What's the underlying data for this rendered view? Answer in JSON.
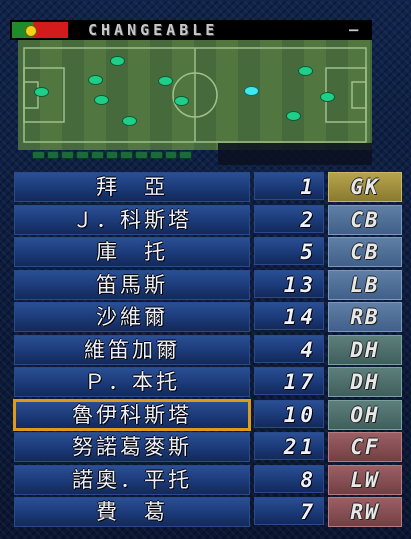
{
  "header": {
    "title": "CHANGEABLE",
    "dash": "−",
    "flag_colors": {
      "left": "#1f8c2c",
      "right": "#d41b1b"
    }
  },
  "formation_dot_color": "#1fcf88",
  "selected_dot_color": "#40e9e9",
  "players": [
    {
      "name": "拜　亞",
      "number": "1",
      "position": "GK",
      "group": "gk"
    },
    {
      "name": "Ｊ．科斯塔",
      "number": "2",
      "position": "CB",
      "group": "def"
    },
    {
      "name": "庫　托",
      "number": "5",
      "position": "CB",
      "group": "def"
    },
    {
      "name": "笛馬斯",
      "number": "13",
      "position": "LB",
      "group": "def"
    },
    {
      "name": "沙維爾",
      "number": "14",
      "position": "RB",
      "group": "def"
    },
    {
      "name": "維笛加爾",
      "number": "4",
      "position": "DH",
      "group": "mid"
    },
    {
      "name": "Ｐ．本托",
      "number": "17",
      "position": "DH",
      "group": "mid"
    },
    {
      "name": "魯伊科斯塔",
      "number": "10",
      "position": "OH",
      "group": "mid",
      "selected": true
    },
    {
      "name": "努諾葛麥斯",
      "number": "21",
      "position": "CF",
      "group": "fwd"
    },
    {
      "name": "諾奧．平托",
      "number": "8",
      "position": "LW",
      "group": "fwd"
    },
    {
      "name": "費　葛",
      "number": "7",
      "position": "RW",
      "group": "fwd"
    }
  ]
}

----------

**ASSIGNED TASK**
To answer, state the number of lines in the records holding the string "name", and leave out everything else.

**WRITTEN ANSWER**
11